Paid family leave is a terrible idea. Promoting it on Mother’s Day is even worse
It seems our society has long passed the point where politics can be kept in its separate sphere. Everything from schools, to sports, to movies and television, to science to even Miss USA Pageants have become politicized. Still, it was unfortunate to see President Trump do the same with Mother’s Day.
Mother’s Day should be just that—a celebration of how vital mothers are to our lives. Using it to promote public policy cheapens it.
Alas, last Sunday Trump released a statement that said, in part, that he was “committed to working with Congress to help mothers—and fathers—have paid family leave so that childcare is accessible and affordable.”
Lots of conservative and libertarian commentators would have had their hackles up if, say, Senator Fauxcahontas, had said, “On this Mother’s Day, let’s redouble our efforts to provide affordable child care for single moms.” Yet Trump largely got a pass.

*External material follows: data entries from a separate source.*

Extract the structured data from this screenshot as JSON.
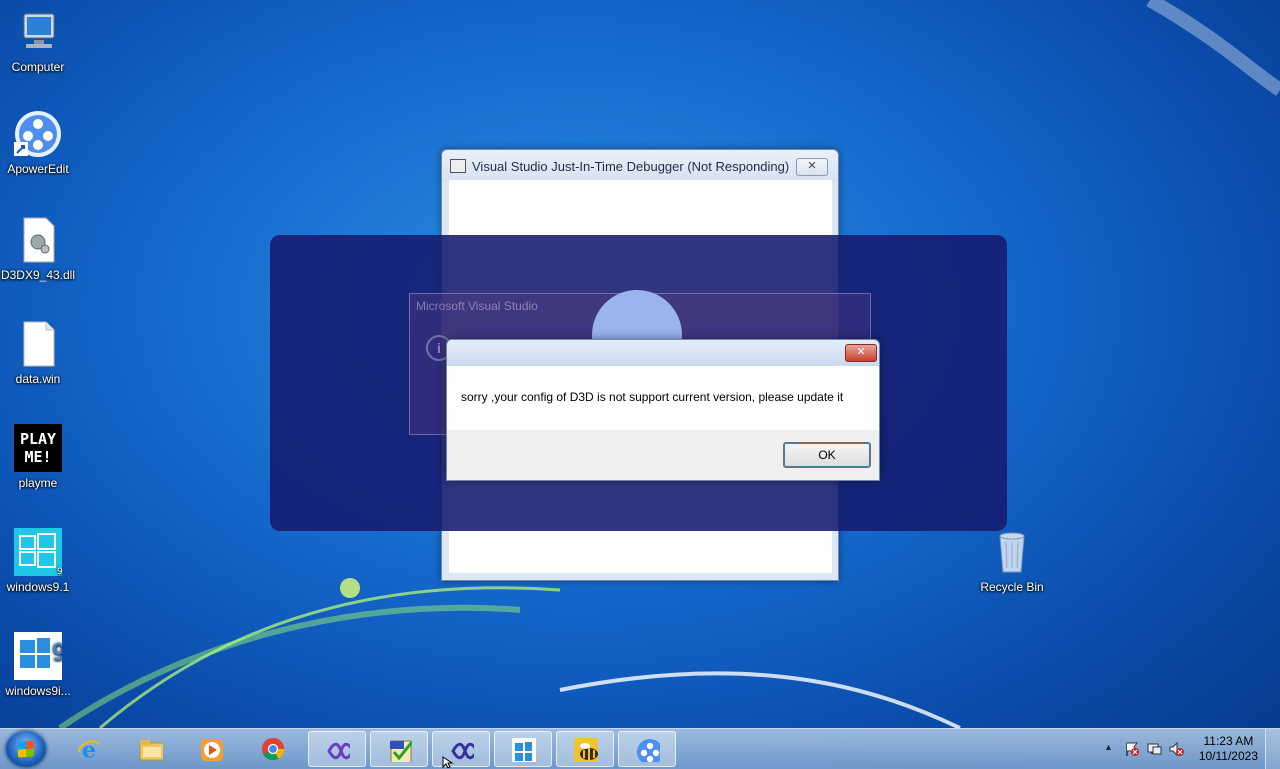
{
  "desktop": {
    "icons": [
      {
        "label": "Computer",
        "icon": "computer-icon"
      },
      {
        "label": "ApowerEdit",
        "icon": "apoweredit-icon"
      },
      {
        "label": "D3DX9_43.dll",
        "icon": "dll-file-icon"
      },
      {
        "label": "data.win",
        "icon": "file-icon"
      },
      {
        "label": "playme",
        "icon": "playme-icon",
        "image_text": "PLAY ME!"
      },
      {
        "label": "windows9.1",
        "icon": "windows9-icon"
      },
      {
        "label": "windows9i...",
        "icon": "windows9-installer-icon"
      },
      {
        "label": "Recycle Bin",
        "icon": "recycle-bin-icon"
      }
    ]
  },
  "jit_window": {
    "title": "Visual Studio Just-In-Time Debugger (Not Responding)",
    "close_label": "✕"
  },
  "background_dialog": {
    "title": "Microsoft Visual Studio",
    "info_glyph": "i"
  },
  "error_dialog": {
    "close_label": "✕",
    "message": "sorry ,your config of D3D is not support current version, please update it",
    "ok_label": "OK"
  },
  "taskbar": {
    "buttons": [
      {
        "name": "internet-explorer",
        "icon": "ie-icon",
        "active": false
      },
      {
        "name": "file-explorer",
        "icon": "folder-icon",
        "active": false
      },
      {
        "name": "media-player",
        "icon": "media-player-icon",
        "active": false
      },
      {
        "name": "chrome",
        "icon": "chrome-icon",
        "active": false
      },
      {
        "name": "visual-studio-1",
        "icon": "visual-studio-icon",
        "active": true
      },
      {
        "name": "app-checklist",
        "icon": "checklist-icon",
        "active": true
      },
      {
        "name": "visual-studio-2",
        "icon": "visual-studio-icon",
        "active": true
      },
      {
        "name": "windows9",
        "icon": "windows9-icon",
        "active": true
      },
      {
        "name": "bee-app",
        "icon": "bee-icon",
        "active": true
      },
      {
        "name": "apoweredit",
        "icon": "apoweredit-icon",
        "active": true
      }
    ],
    "tray_arrow": "▲",
    "time": "11:23 AM",
    "date": "10/11/2023"
  }
}
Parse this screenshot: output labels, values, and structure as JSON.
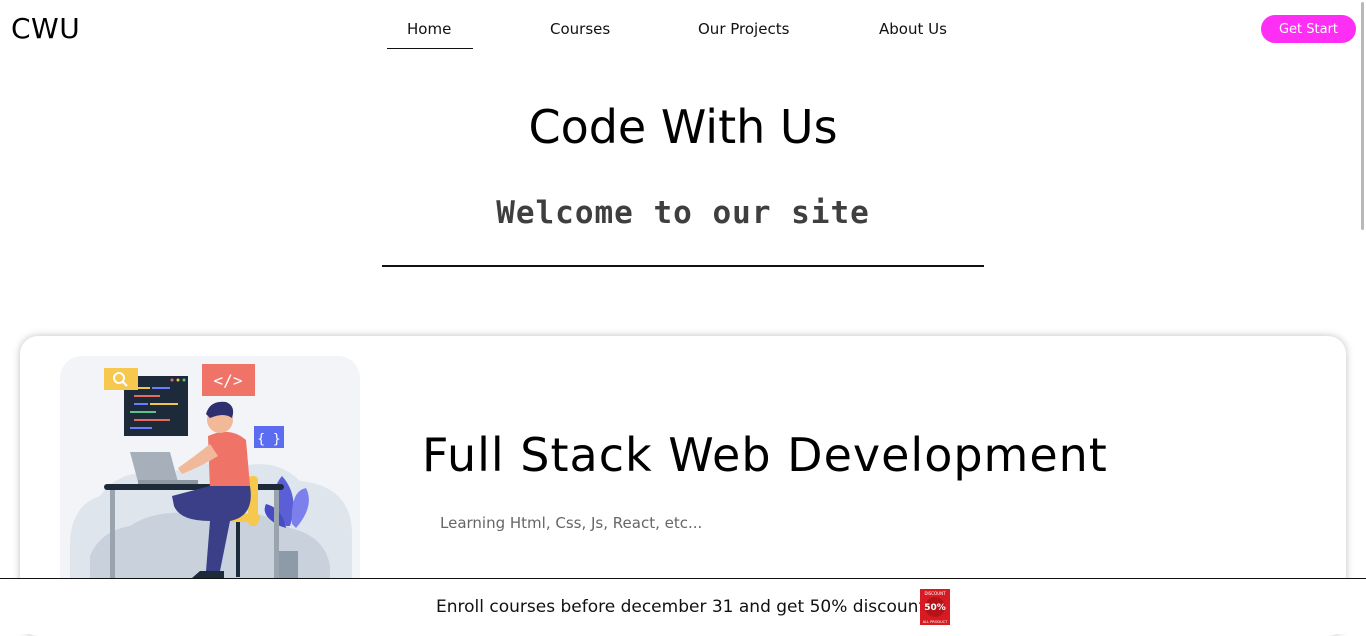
{
  "header": {
    "logo": "CWU",
    "nav": [
      "Home",
      "Courses",
      "Our Projects",
      "About Us"
    ],
    "cta": "Get Start"
  },
  "hero": {
    "title": "Code With Us",
    "subtitle": "Welcome to our site"
  },
  "course_card": {
    "title": "Full Stack Web Development",
    "description": "Learning Html, Css, Js, React, etc...",
    "illustration_icons": [
      "search-icon",
      "code-tag-icon",
      "braces-icon"
    ],
    "code_tag": "</>",
    "braces": "{ }"
  },
  "banner": {
    "text": "Enroll courses before december 31 and get 50% discount",
    "badge": {
      "top": "DISCOUNT",
      "value": "50%",
      "bottom": "ALL PRODUCT"
    }
  },
  "colors": {
    "accent": "#ff2ef4",
    "banner_badge": "#d81b23"
  }
}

Politicizing Mother’s Day isn’t the only reason Trump should be criticized. Using the federal government to force employers to provide paid family leave is a terrible idea.

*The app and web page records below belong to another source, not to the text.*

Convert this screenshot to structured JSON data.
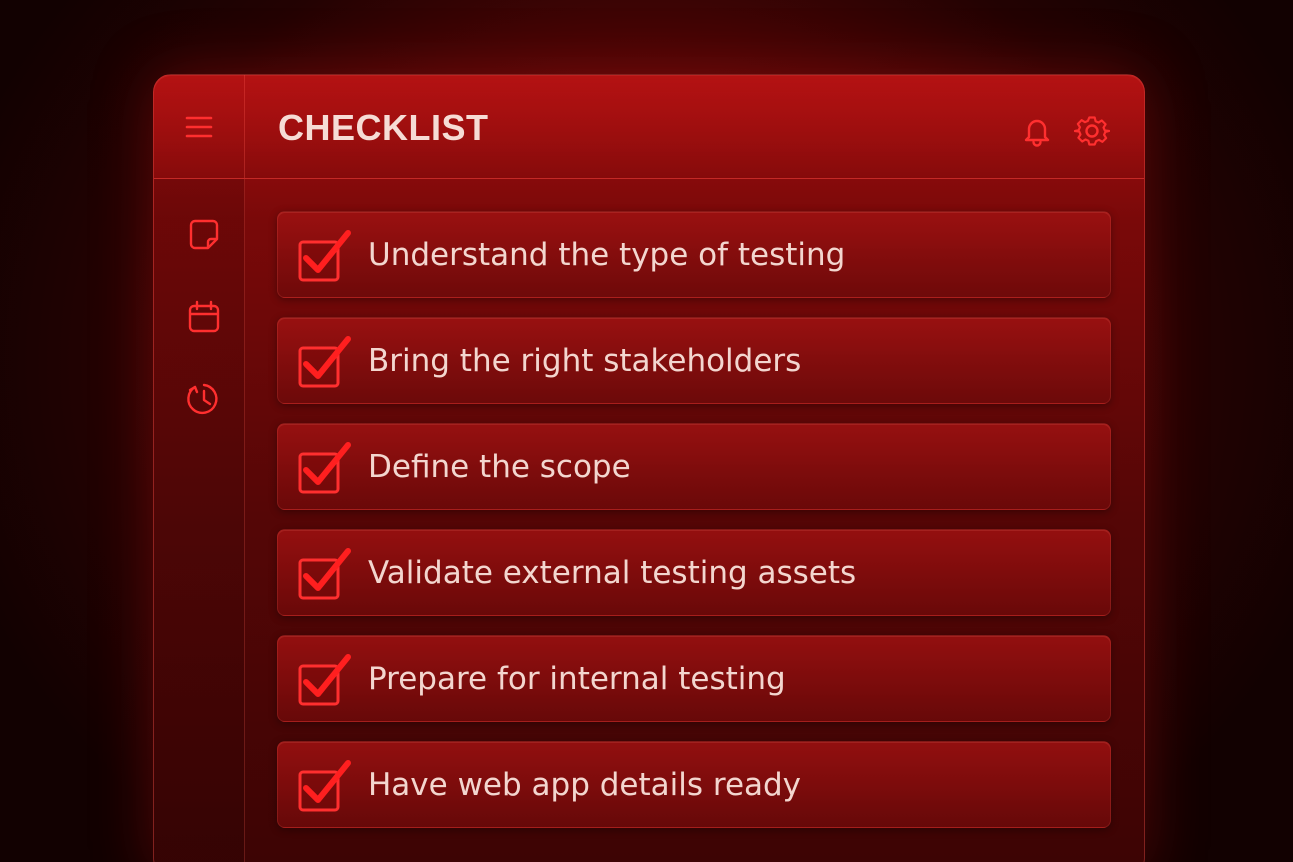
{
  "header": {
    "title": "CHECKLIST",
    "menu_icon": "hamburger-menu-icon",
    "actions": [
      {
        "name": "notifications-button",
        "icon": "bell-icon"
      },
      {
        "name": "settings-button",
        "icon": "gear-icon"
      }
    ]
  },
  "sidebar": {
    "items": [
      {
        "name": "sidebar-item-notes",
        "icon": "note-icon"
      },
      {
        "name": "sidebar-item-calendar",
        "icon": "calendar-icon"
      },
      {
        "name": "sidebar-item-history",
        "icon": "clock-icon"
      }
    ]
  },
  "checklist": {
    "items": [
      {
        "label": "Understand the type of testing",
        "checked": true
      },
      {
        "label": "Bring the right stakeholders",
        "checked": true
      },
      {
        "label": "Define the scope",
        "checked": true
      },
      {
        "label": "Validate external testing assets",
        "checked": true
      },
      {
        "label": "Prepare for internal testing",
        "checked": true
      },
      {
        "label": "Have web app details ready",
        "checked": true
      }
    ]
  },
  "colors": {
    "accent": "#ff2a2a",
    "text": "#f3d6cf",
    "panel": "#7a0909",
    "background": "#140101"
  }
}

For starters, ample research shows that employers respond to government mandates by offsetting worker pay by an amount comparable to the mandated benefit. A study on Europe’s paid family leave programs found that “there is some evidence that women pay for entitlements to extended leave by receiving lower relative wages.” There is also research showing the benefits of paid family leave, but it focuses largely on the recipients of the benefit—new mothers—rather than the impact on the job market as a whole.
In addition, the benefits of paid family leave are more likely to go to affluent women than the poor. In short, government-mandated paid family leave will put downward pressure on the wages of all women employees, including ones who are past child-bearing years or have no intention of having children. Women who are at the bottom end of the pay scale can least afford the decline in wages, and it is unfair for government to drive down their wages to provide a benefit to largely affluent women.

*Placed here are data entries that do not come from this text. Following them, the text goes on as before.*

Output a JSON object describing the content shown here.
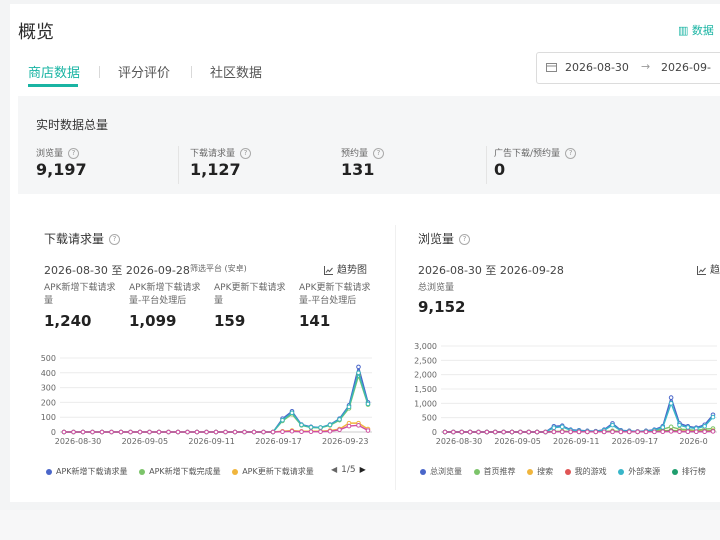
{
  "page": {
    "title": "概览",
    "top_right_link": "数据",
    "tabs": [
      {
        "label": "商店数据"
      },
      {
        "label": "评分评价"
      },
      {
        "label": "社区数据"
      }
    ],
    "date_picker": {
      "start": "2026-08-30",
      "end": "2026-09-"
    }
  },
  "realtime": {
    "title": "实时数据总量",
    "metrics": [
      {
        "label": "浏览量",
        "value": "9,197"
      },
      {
        "label": "下载请求量",
        "value": "1,127"
      },
      {
        "label": "预约量",
        "value": "131"
      },
      {
        "label": "广告下载/预约量",
        "value": "0"
      }
    ]
  },
  "downloads": {
    "title": "下载请求量",
    "date_range": "2026-08-30 至 2026-09-28",
    "filter": "筛选平台 (安卓)",
    "trend_label": "趋势图",
    "metrics": [
      {
        "label": "APK新增下载请求量",
        "value": "1,240"
      },
      {
        "label": "APK新增下载请求量-平台处理后",
        "value": "1,099"
      },
      {
        "label": "APK更新下载请求量",
        "value": "159"
      },
      {
        "label": "APK更新下载请求量-平台处理后",
        "value": "141"
      }
    ],
    "legend": [
      "APK新增下载请求量",
      "APK新增下载完成量",
      "APK更新下载请求量"
    ],
    "pager": "1/5"
  },
  "views": {
    "title": "浏览量",
    "date_range": "2026-08-30 至 2026-09-28",
    "trend_label": "趋",
    "metric": {
      "label": "总浏览量",
      "value": "9,152"
    },
    "legend": [
      "总浏览量",
      "首页推荐",
      "搜索",
      "我的游戏",
      "外部来源",
      "排行榜"
    ]
  },
  "colors": {
    "accent": "#19b4a3"
  },
  "chart_data": [
    {
      "type": "line",
      "title": "下载请求量",
      "ylim": [
        0,
        500
      ],
      "yticks": [
        0,
        100,
        200,
        300,
        400,
        500
      ],
      "x": [
        "2026-08-30",
        "2026-08-31",
        "2026-09-01",
        "2026-09-02",
        "2026-09-03",
        "2026-09-04",
        "2026-09-05",
        "2026-09-06",
        "2026-09-07",
        "2026-09-08",
        "2026-09-09",
        "2026-09-10",
        "2026-09-11",
        "2026-09-12",
        "2026-09-13",
        "2026-09-14",
        "2026-09-15",
        "2026-09-16",
        "2026-09-17",
        "2026-09-18",
        "2026-09-19",
        "2026-09-20",
        "2026-09-21",
        "2026-09-22",
        "2026-09-23",
        "2026-09-24",
        "2026-09-25",
        "2026-09-26",
        "2026-09-27",
        "2026-09-28"
      ],
      "xtick_labels": [
        "2026-08-30",
        "2026-09-05",
        "2026-09-11",
        "2026-09-17",
        "2026-09-23"
      ],
      "series": [
        {
          "name": "APK新增下载请求量",
          "color": "#4a66c9",
          "values": [
            0,
            0,
            0,
            0,
            0,
            0,
            0,
            0,
            0,
            0,
            0,
            0,
            0,
            0,
            0,
            0,
            0,
            0,
            0,
            0,
            0,
            0,
            0,
            90,
            140,
            50,
            35,
            30,
            50,
            90,
            180,
            440,
            200
          ]
        },
        {
          "name": "APK新增下载完成量",
          "color": "#7cc46a",
          "values": [
            0,
            0,
            0,
            0,
            0,
            0,
            0,
            0,
            0,
            0,
            0,
            0,
            0,
            0,
            0,
            0,
            0,
            0,
            0,
            0,
            0,
            0,
            0,
            75,
            120,
            45,
            30,
            28,
            45,
            80,
            160,
            380,
            185
          ]
        },
        {
          "name": "APK更新下载请求量",
          "color": "#f0b53d",
          "values": [
            0,
            0,
            0,
            0,
            0,
            0,
            0,
            0,
            0,
            0,
            0,
            0,
            0,
            0,
            0,
            0,
            0,
            0,
            0,
            0,
            0,
            0,
            0,
            5,
            10,
            5,
            5,
            5,
            10,
            20,
            60,
            60,
            20
          ]
        },
        {
          "name": "",
          "color": "#38b6b9",
          "values": [
            0,
            0,
            0,
            0,
            0,
            0,
            0,
            0,
            0,
            0,
            0,
            0,
            0,
            0,
            0,
            0,
            0,
            0,
            0,
            0,
            0,
            0,
            0,
            80,
            130,
            48,
            32,
            30,
            48,
            85,
            170,
            400,
            190
          ]
        },
        {
          "name": "",
          "color": "#d04fa2",
          "values": [
            0,
            0,
            0,
            0,
            0,
            0,
            0,
            0,
            0,
            0,
            0,
            0,
            0,
            0,
            0,
            0,
            0,
            0,
            0,
            0,
            0,
            0,
            0,
            2,
            5,
            2,
            2,
            2,
            5,
            15,
            40,
            45,
            10
          ]
        }
      ]
    },
    {
      "type": "line",
      "title": "浏览量",
      "ylim": [
        0,
        3000
      ],
      "yticks": [
        0,
        500,
        1000,
        1500,
        2000,
        2500,
        3000
      ],
      "ytick_labels": [
        "0",
        "500",
        "1,000",
        "1,500",
        "2,000",
        "2,500",
        "3,000"
      ],
      "xtick_labels": [
        "2026-08-30",
        "2026-09-05",
        "2026-09-11",
        "2026-09-17",
        "2026-0"
      ],
      "series": [
        {
          "name": "总浏览量",
          "color": "#4a66c9",
          "values": [
            0,
            0,
            0,
            0,
            0,
            0,
            0,
            0,
            0,
            0,
            0,
            0,
            0,
            200,
            220,
            80,
            60,
            40,
            30,
            80,
            300,
            60,
            40,
            20,
            40,
            80,
            200,
            1200,
            300,
            200,
            150,
            250,
            600
          ]
        },
        {
          "name": "首页推荐",
          "color": "#7cc46a",
          "values": [
            0,
            0,
            0,
            0,
            0,
            0,
            0,
            0,
            0,
            0,
            0,
            0,
            0,
            20,
            30,
            20,
            10,
            10,
            10,
            20,
            40,
            20,
            10,
            10,
            20,
            40,
            100,
            180,
            100,
            80,
            60,
            100,
            120
          ]
        },
        {
          "name": "搜索",
          "color": "#f0b53d",
          "values": [
            0,
            0,
            0,
            0,
            0,
            0,
            0,
            0,
            0,
            0,
            0,
            0,
            0,
            10,
            20,
            10,
            5,
            5,
            5,
            10,
            20,
            10,
            5,
            5,
            10,
            20,
            40,
            60,
            40,
            30,
            30,
            40,
            50
          ]
        },
        {
          "name": "我的游戏",
          "color": "#e05555",
          "values": [
            0,
            0,
            0,
            0,
            0,
            0,
            0,
            0,
            0,
            0,
            0,
            0,
            0,
            5,
            10,
            5,
            5,
            5,
            5,
            5,
            10,
            5,
            5,
            5,
            10,
            10,
            20,
            30,
            20,
            20,
            20,
            20,
            30
          ]
        },
        {
          "name": "外部来源",
          "color": "#38b6c9",
          "values": [
            0,
            0,
            0,
            0,
            0,
            0,
            0,
            0,
            0,
            0,
            0,
            0,
            0,
            150,
            180,
            60,
            40,
            30,
            20,
            60,
            240,
            40,
            30,
            10,
            30,
            60,
            160,
            1000,
            240,
            160,
            120,
            200,
            520
          ]
        },
        {
          "name": "排行榜",
          "color": "#1f9e6e",
          "values": [
            0,
            0,
            0,
            0,
            0,
            0,
            0,
            0,
            0,
            0,
            0,
            0,
            0,
            5,
            10,
            5,
            5,
            5,
            5,
            5,
            10,
            5,
            5,
            5,
            5,
            10,
            20,
            40,
            20,
            10,
            10,
            20,
            30
          ]
        },
        {
          "name": "",
          "color": "#d04fa2",
          "values": [
            0,
            0,
            0,
            0,
            0,
            0,
            0,
            0,
            0,
            0,
            0,
            0,
            0,
            5,
            5,
            5,
            5,
            5,
            5,
            5,
            5,
            5,
            5,
            5,
            5,
            5,
            10,
            20,
            10,
            10,
            10,
            10,
            20
          ]
        }
      ]
    }
  ]
}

James Sherk of the Heritage Foundation proposes other ways of helping working pregnant women such as sick-leave savings accounts. Another possibility is letting women tap into their unemployment benefits to pay for such leave, since those benefits are already mandated.
There are a number of ways Trump can promote paid family leave without another government mandate. And he should do it on an occasion other than Mother’s Day.
Crossposted at Bombthrowers.